Stylized photos of the 1998 brick-and-stucco home in Briar Court show its little-of-this, little-of-that exterior, decked out with builder-deco keystones, quoins, gas lamps, and an entry arch. A Medici-worthy Italianate balustrade suggests a balcony, but it’s not to be: A window sits close behind it helping light the atrium entry hall within. Beyond the double-wide leaded-glass front door, a stripped-down entry unfolds, complete with curving, pincher-like double staircases and a marble floor:


10/09/08 11:33pm

Neighborhood Guessing Game 27: Closet

The guesses are in for this week’s mystery pad! We heard West University twice, the Augusta-Bering area twice, plus Bellaire, Southgate, South Post Oak Lane, Tanglewood, Missouri City, Mid Lane, Bay Glen or Bay Oaks in Clear Lake, West Bellfort/Fondren, Kingwood, “west of Weslayan between Bissonnet and 59,” Pearland, Woodlake, Memorial Club, Briar Hollow, off Memorial between Voss and 610, and North Post Oak.

The winner this week is David W, who was wrong at least about the neighborhood and housing type . . . but still came closer than any other contestant!

I agree with those who think it is a townhouse – but I think it might be farther out in the burbs. Maybe Woodlake or Memorial Club? It has to be pretty old – when is the last time you saw a sliding glass door in a bedroom? I think it must be near water, too with all the tile and no rugs (or the resident has allergies) so I am leaning more towards Woodlake or maybe it is closer in around Briar Hollow. It can’t be too expensive or they would have gone the granite/stainless steel kitchen route. Maybe just outside the loop around North Post Oak north of Memorial? Tough to tell.
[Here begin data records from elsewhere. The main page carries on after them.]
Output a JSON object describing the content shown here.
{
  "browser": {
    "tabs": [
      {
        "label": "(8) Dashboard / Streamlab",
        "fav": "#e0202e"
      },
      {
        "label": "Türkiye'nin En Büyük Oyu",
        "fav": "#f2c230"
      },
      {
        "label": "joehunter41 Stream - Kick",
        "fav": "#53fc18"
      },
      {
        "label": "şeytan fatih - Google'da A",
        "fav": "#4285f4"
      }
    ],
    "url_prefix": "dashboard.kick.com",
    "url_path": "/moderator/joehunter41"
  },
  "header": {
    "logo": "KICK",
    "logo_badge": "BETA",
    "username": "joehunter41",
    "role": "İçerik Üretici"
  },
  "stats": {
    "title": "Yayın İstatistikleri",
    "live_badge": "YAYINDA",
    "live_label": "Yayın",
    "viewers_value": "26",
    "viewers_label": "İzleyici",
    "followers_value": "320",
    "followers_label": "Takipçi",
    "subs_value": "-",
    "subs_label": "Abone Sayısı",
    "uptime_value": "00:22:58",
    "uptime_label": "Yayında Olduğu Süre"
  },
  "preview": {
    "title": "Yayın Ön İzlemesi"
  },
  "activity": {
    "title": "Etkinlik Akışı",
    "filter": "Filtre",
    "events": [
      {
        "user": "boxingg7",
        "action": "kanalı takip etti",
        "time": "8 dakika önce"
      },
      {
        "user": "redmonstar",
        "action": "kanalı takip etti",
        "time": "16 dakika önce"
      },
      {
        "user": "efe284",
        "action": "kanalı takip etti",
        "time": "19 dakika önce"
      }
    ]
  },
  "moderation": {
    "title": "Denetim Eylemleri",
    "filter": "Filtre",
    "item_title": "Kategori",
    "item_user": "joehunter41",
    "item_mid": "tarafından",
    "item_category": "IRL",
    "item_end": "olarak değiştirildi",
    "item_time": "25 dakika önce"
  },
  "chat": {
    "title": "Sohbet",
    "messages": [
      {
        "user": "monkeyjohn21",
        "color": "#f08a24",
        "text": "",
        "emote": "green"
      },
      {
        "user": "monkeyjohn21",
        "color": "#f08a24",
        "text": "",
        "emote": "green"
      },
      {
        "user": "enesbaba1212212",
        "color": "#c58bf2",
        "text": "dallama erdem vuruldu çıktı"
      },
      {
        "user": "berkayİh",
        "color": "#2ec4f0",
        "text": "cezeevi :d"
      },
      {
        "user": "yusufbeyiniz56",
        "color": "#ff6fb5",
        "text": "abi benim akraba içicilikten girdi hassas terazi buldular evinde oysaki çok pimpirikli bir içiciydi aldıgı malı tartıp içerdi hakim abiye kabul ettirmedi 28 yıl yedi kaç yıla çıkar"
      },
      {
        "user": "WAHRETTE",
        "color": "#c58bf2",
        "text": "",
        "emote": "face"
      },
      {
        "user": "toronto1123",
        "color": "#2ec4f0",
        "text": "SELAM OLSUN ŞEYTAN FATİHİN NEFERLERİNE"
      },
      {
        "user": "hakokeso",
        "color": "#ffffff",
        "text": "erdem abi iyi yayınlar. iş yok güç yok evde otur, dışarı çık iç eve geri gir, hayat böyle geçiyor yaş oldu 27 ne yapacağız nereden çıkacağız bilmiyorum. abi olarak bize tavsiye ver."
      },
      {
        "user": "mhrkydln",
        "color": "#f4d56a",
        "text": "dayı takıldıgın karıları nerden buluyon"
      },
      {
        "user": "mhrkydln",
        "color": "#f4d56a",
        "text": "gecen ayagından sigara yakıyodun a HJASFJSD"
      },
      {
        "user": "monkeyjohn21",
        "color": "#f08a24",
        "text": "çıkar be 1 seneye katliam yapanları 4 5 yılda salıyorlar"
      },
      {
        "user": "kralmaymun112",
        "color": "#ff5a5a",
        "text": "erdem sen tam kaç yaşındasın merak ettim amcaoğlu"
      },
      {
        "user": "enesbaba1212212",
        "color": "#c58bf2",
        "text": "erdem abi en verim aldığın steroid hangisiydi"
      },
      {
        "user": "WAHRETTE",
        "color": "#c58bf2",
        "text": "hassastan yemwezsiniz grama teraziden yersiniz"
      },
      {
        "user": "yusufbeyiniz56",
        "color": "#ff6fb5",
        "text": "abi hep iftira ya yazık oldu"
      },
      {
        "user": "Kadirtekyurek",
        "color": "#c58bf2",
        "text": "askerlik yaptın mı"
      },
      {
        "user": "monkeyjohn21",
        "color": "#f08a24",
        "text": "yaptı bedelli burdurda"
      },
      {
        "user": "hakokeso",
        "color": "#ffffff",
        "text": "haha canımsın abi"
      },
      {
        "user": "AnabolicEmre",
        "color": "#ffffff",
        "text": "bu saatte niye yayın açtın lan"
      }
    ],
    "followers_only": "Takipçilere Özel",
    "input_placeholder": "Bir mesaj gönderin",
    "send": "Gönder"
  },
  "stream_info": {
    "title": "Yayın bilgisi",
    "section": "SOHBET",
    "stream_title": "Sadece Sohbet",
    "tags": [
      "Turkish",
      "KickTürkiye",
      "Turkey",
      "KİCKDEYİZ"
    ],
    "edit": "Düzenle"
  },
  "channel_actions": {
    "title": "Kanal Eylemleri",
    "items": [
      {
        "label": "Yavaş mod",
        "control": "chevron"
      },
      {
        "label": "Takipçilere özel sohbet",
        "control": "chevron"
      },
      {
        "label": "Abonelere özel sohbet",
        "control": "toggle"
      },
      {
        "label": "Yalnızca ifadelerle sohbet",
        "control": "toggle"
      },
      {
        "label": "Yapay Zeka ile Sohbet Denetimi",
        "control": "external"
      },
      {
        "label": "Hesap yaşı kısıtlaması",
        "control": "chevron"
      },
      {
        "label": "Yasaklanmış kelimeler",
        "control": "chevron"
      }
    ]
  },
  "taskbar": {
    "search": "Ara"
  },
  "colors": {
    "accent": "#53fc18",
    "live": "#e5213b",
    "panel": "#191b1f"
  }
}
An honorable mention goes to Starkeshia, who didn’t even bother to guess a neighborhood, but did pick the correct decade — and didn’t call it a townhouse. The kindest portion of Starkeshia’s comments:

More than likely this is just some house out in suburbia built in the late 70s or 80s that has had some remuddling done.

Okay, 1970s . . . not a townhouse . . . but where?


05/23/08 11:49pm

Briargrove and Briargrove Park are 5 miles and (to judge from this weekend’s open houses), about $700,000 apart. But both feature homes so eager to be sold that they’re giving up a good portion of their Memorial Day weekend just so you can visit.

10335 Lynbrook Hollow St., Briargrove Park, Houston

Location: 10335 Lynbrook Hollow St.
Details: 4 bedrooms, 3 baths; 2,958 sq. ft.
Price: $410,000
The Scoop: 1976 brick home on cul-de-sac in Briargrove Park, built around brick courtyard. Two bedrooms, including Master, downstairs. Partial second story. Partially covered deck in back. On the market since mid-January. Price cut $25K last week.
Open House: Sunday, 3-5 pm

More Briargrovian homes below: